What to produce:
Through to the final line, write out the records below exactly, omitting any images they contain.

Data to examine:
- Opening Delimiter -
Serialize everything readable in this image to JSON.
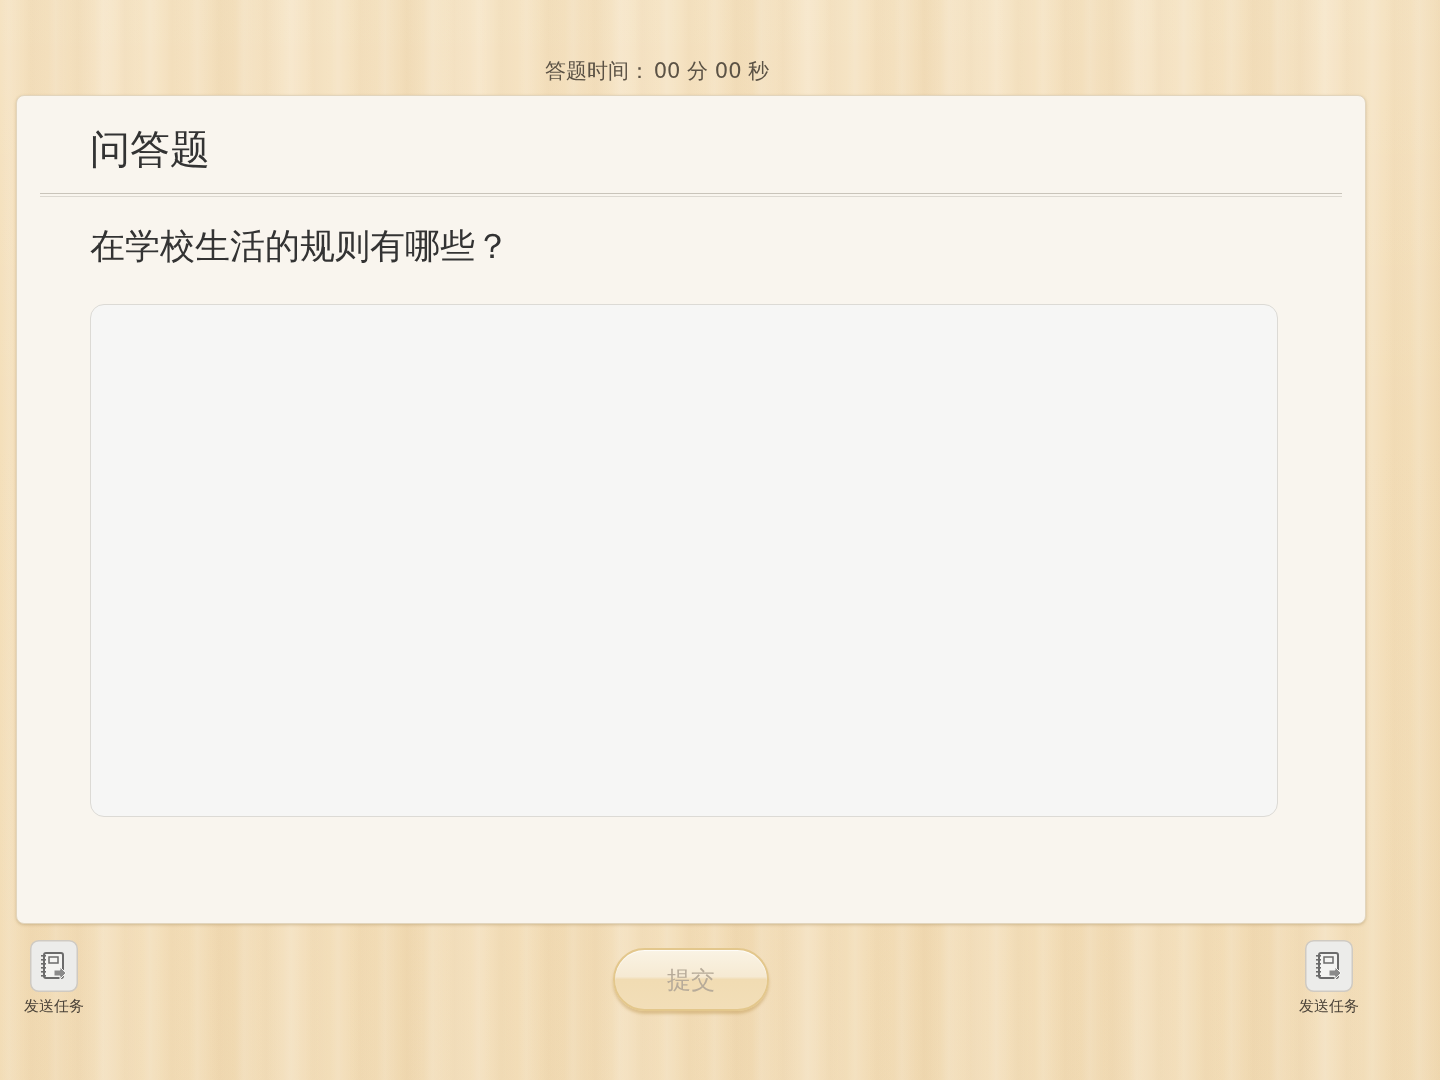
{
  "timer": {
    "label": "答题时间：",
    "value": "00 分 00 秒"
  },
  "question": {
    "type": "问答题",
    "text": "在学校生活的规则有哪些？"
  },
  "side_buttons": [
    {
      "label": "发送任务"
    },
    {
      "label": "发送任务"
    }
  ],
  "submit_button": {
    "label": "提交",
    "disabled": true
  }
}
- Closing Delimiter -
Answer section:
Serialize everything readable in this image to JSON.
{
  "timer": {
    "label": "答题时间：",
    "value": "00 分 00 秒"
  },
  "question": {
    "type": "问答题",
    "text": "在学校生活的规则有哪些？"
  },
  "side_buttons": [
    {
      "label": "发送任务"
    },
    {
      "label": "发送任务"
    }
  ],
  "submit_button": {
    "label": "提交",
    "disabled": true
  }
}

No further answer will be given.